93/261 Social and Behavioral Sciences
89/312 Art History
148/217 Environmental sciences
139/465 Institute for Area Studies
I can only wonder at why certain dissertations seem so much more or less sought after than others. Of immediate interest here is the fact that the views are mostly much less than the downloads. Compared to the other disciplines, my dissertation has more views (449) than any of the others (max. 148). In my case, the proximity of view- and download-numbers can be explained by the supposition that a new discipline leads people to have a look at output out of interest more than to have and use the content. I surmise that established disciplines have developed a tradition of interested parties systematically downloading new knowledge to have and read it.

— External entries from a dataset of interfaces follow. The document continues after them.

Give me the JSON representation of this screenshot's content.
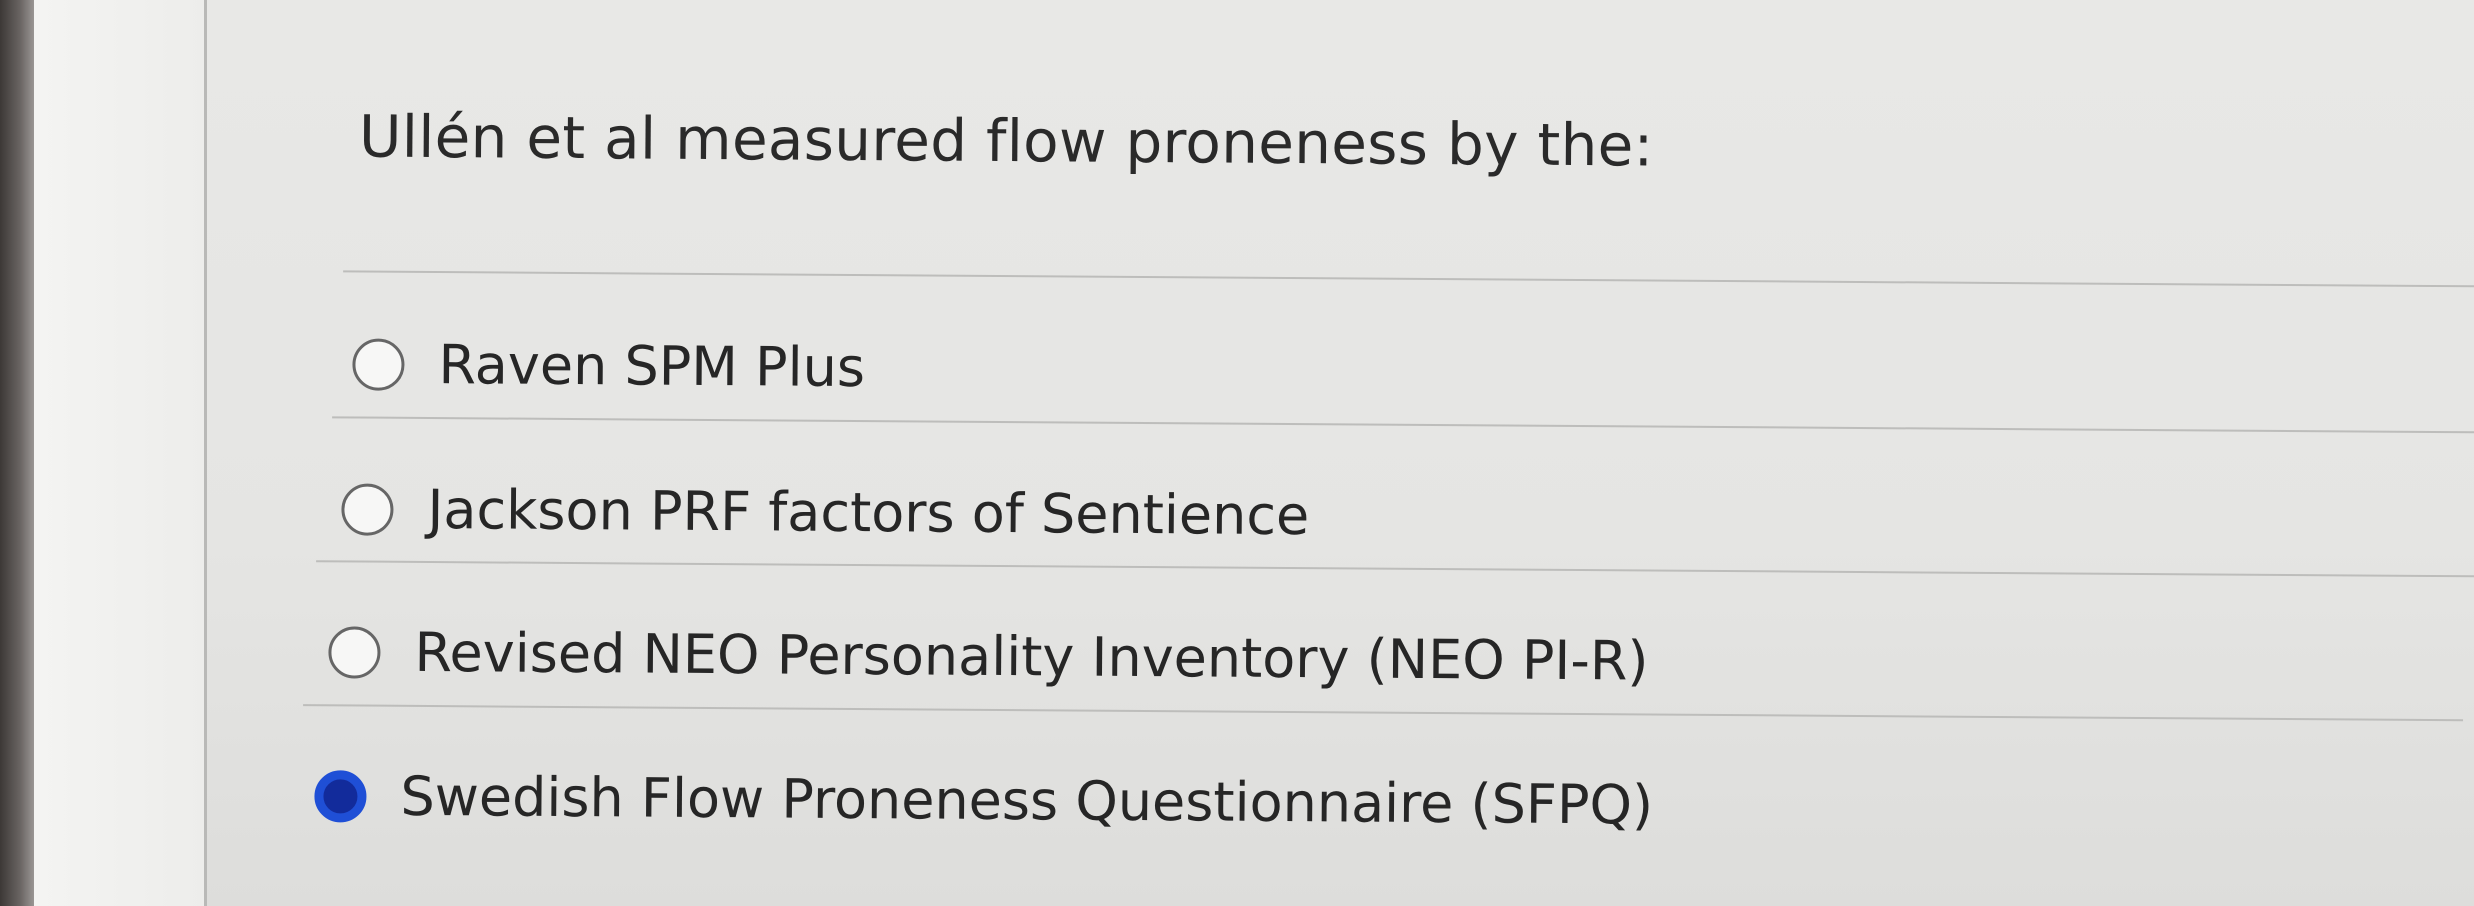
{
  "question": {
    "text": "Ullén et al measured flow proneness by the:"
  },
  "options": [
    {
      "label": "Raven SPM Plus",
      "selected": false
    },
    {
      "label": "Jackson PRF factors of Sentience",
      "selected": false
    },
    {
      "label": "Revised NEO Personality Inventory (NEO PI-R)",
      "selected": false
    },
    {
      "label": "Swedish Flow Proneness Questionnaire (SFPQ)",
      "selected": true
    }
  ],
  "colors": {
    "radio_selected": "#1f4fd6",
    "text": "#262626",
    "divider": "#bdbdbb"
  }
}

If any of my numbers are a success, it has - again - nothing to do with me or any notion of quality: the numbers for my colleague doctors in the arts with a dissertation at the Leiden University repository are equally impressive. If mine is the 6th in a ranking of most downloads, compare to the other 25 (better are medicine, biology, and 'area studies'), Paul Craenen's 216 downloads in six months and Jed Wentz' 450 in nine months will be as much up there, if not more, when their first post-doc year is over. Paul and Jed's viewing numbers (185, resp. 334) are and will likely remain lower, which may be explained by the novelty wearing off. (My dissertation was the first artistic research output on music in The Netherlands, the country which many of my viewing numbers came from; it was also the only one at the repository for nine months.)
In terms of geographical interest, Paul generated views and downloads from a total of 18 countries, jed 22 and I 59. It is true that automated search engines will get to the repository without a genuine interest in the matter, but these will not result in actual downloads. In all three cases, only two to three countries had had someone viewing while nobody downloaded.

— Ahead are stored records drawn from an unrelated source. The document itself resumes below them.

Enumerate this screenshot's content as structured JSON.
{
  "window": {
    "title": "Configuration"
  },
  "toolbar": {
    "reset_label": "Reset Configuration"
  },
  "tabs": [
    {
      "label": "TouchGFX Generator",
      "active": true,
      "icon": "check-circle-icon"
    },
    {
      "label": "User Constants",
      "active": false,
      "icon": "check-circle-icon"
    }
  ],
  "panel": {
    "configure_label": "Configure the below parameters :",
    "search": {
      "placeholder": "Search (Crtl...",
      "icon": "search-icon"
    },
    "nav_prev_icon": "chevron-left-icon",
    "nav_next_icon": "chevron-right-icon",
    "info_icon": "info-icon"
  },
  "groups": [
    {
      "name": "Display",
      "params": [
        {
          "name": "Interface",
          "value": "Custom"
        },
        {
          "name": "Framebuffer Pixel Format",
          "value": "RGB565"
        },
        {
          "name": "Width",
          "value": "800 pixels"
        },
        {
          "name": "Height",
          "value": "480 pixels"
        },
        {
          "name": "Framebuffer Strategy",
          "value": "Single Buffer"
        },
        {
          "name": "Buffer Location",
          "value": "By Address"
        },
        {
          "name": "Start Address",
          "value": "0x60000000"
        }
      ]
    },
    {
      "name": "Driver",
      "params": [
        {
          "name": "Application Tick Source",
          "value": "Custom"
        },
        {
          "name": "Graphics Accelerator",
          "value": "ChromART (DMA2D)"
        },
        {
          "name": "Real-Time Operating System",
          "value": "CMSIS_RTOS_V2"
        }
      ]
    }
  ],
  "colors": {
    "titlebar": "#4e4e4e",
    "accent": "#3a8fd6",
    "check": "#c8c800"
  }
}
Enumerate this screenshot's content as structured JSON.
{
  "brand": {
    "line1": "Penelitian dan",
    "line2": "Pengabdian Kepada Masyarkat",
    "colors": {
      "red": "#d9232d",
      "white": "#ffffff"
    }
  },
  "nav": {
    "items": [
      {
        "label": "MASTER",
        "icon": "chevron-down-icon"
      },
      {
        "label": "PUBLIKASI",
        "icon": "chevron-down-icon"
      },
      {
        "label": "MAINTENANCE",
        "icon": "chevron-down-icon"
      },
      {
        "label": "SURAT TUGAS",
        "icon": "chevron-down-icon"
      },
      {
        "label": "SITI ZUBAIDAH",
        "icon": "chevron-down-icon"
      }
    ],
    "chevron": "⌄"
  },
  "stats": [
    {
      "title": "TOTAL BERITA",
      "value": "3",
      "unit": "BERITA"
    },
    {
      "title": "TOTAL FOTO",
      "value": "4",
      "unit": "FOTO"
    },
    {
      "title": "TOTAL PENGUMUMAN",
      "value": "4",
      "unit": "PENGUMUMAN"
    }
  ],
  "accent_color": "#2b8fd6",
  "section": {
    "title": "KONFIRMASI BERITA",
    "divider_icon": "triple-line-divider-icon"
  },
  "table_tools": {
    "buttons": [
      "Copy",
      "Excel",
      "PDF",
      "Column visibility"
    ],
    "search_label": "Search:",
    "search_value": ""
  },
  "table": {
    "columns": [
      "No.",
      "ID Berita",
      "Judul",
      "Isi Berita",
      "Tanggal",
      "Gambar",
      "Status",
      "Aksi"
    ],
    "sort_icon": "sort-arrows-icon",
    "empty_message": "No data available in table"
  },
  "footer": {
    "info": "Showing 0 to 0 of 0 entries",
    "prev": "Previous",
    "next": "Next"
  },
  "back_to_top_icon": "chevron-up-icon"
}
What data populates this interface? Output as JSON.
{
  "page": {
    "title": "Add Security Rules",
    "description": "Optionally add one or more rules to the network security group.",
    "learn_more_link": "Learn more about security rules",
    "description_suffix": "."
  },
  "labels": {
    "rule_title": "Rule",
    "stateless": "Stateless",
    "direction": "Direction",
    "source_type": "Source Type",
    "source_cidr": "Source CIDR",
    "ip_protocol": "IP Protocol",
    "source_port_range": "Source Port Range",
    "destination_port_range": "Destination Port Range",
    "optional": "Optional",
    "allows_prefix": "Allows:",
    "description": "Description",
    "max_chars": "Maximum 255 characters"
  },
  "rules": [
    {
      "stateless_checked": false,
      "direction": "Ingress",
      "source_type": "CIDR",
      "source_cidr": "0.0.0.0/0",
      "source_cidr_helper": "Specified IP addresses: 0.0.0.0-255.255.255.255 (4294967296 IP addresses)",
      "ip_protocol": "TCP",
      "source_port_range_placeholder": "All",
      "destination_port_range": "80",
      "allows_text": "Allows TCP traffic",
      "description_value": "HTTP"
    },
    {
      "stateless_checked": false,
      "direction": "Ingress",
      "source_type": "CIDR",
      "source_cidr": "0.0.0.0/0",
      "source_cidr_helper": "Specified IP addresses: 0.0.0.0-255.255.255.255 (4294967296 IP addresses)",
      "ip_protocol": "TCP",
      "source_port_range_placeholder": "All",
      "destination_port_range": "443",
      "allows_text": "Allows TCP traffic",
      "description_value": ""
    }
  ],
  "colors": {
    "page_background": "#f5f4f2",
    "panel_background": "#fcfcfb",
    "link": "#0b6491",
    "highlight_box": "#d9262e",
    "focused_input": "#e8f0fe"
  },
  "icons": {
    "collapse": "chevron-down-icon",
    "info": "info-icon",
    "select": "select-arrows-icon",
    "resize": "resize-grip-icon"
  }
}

I didn't study the differences in download/viewing behavior according to country: Paul's dissertation is written in Dutch and Jed's and mine in English, the subjects are wildly divergent, etc. Of further interest, however, is the fact that only Jed's dissertation was (twice out of 334 views and 450 downloads) referred to by Google Scholar. This can show how most of the interest is from musicians rather than musicologists: few of the former typically use Google Scholar.
All this is very exhilarating for the artistic research discipline and its researchers: it proves that musicians all over the world are hungry for this type of knowledge to enrich their expertise. And they are willing to go to great lengths for it: I made a limited number of hardcover bound copies of my dissertation to give to family, promotor etc. Some pianists pleaded with me to sell them one (as they didn't like reading from a monitor or printing out a thousand pages), and when they heard from me that the cost to make some more would run up to 80€ per copy, they argued that they would pay much more than that to have it. I can only imagine one bigger incentive for publishers to take artistic research very seriously: there are many more musicians than academics. And they need catering to.